The white abalone is a type of marine snail. They mostly eat kelp, making them very important to the biodiversity of their habitat by keeping kelp species in check so one species doesn’t dominate, and clearing habitat for a diversity of kelp species. This eventually helps create more biodiversity in fish and other animals.
These abalones are found across the waters of Southern California and Mexico. There were once millions of them in this area but because of overfishing there are now very few. They can live for 30-45 years.
Native people in California have been eating abalones for ages, and large groups of abalone shells, indicating humans, have been found back to 7,400 years ago. Archeologist have also found abalone shells from 5,000 years all the way east to the Mississippi River, showing trade routes.

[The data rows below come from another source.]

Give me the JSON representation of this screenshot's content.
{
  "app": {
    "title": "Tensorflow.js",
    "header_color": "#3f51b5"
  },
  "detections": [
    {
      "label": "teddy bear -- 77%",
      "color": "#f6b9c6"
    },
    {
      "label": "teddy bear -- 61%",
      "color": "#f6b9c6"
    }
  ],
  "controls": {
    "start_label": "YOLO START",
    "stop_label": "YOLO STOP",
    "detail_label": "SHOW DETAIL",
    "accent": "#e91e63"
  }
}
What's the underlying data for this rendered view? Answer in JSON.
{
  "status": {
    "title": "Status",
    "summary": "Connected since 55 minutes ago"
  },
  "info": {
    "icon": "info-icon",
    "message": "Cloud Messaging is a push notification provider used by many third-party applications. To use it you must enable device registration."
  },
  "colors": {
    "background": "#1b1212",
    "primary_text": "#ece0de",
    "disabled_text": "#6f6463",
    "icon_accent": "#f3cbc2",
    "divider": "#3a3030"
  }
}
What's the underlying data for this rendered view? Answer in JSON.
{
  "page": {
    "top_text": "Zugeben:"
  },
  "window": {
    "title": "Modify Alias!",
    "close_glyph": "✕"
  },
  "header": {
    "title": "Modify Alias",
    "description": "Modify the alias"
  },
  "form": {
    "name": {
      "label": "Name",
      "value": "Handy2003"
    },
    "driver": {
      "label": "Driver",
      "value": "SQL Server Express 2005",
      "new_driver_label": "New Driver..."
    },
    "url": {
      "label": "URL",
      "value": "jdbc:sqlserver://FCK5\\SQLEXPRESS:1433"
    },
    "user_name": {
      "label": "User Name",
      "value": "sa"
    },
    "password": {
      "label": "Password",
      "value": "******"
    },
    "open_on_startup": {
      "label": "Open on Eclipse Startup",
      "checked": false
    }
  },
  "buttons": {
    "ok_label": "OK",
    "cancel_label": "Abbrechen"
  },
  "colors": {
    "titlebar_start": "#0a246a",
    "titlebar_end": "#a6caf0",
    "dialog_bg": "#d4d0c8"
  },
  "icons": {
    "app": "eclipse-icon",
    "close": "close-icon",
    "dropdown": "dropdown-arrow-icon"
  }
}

Abalones were used for meat, tools, ornaments, and jewelry.
Pierce Brothers Abalone processing shop, CA. 1933. Copyright Pat Hathaway. Rogers-Bennett et al. 2002.
Abalones have a “foot” that helps them attach to rocks, and a shell that helps protect them from predators. They are broadcast spawners, who release eggs and sperms into the water when conditions are right.
White ablones were once abundant, allowing for a advantageous fishery during the ‘70s. However, overfishing soon took over, and the fishery went from harvesting 143,000 pounds per year to only 5,000 in barely a decade. In 1997, white abalone fishing was banned, but their meat can sell for very high prices, encouraging poachers. They were listed under the Endangered Species act in 2001.
The remaining white abalone populations are generally too far away from each other to successfully naturally recover. To get over this, organizations are breeding abalones in captivity for release. Withering syndrome is a disease that also causes large population declines.
Fisheries, N. O. A. A. (n.d.). White abalone. NOAA. Retrieved October 17, 2021, from https://www.fisheries.noaa.gov/species/white-abalone.
Hayes, J. (2020, July 23). History of white abalone. Coastal and Marine Sciences Institute. Retrieved October 17, 2021, from https://marinescience.ucdavis.edu/research-programs/conservation/saving-white-abalone/history.
Fisheries, N. O. A. A. (n.d.). White abalone: Why you should care about this Critter. NOAA. Retrieved October 17, 2021, from https://www.fisheries.noaa.gov/feature-story/white-abalone-why-you-should-care-about-critter.
Cover image courtesy of NOAA